- Opening Delimiter -
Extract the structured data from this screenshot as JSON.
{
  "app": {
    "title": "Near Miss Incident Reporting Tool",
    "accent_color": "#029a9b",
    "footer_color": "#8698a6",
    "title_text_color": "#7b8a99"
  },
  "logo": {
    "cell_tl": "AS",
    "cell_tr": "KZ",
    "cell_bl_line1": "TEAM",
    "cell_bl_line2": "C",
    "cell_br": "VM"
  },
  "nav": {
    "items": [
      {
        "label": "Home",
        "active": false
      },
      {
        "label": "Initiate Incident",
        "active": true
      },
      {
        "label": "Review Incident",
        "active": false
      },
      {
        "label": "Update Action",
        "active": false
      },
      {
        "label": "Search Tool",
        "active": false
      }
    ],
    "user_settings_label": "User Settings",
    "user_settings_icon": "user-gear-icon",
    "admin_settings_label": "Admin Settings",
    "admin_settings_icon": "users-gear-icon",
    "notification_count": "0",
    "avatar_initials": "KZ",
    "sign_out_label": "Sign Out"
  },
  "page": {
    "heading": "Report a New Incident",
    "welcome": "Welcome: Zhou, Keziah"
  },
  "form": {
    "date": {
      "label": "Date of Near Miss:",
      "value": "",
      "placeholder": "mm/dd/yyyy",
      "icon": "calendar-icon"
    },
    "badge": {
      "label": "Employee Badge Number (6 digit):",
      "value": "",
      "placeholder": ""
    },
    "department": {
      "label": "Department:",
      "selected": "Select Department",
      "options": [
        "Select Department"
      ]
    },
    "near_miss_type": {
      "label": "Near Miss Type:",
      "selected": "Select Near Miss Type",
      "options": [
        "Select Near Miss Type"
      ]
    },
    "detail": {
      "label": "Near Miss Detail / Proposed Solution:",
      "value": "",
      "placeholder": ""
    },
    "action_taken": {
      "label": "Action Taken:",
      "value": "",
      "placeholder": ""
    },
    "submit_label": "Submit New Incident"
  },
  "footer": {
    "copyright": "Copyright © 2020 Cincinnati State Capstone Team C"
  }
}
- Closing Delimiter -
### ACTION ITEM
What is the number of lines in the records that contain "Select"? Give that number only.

### RESPONSE FOR THIS EXERCISE
4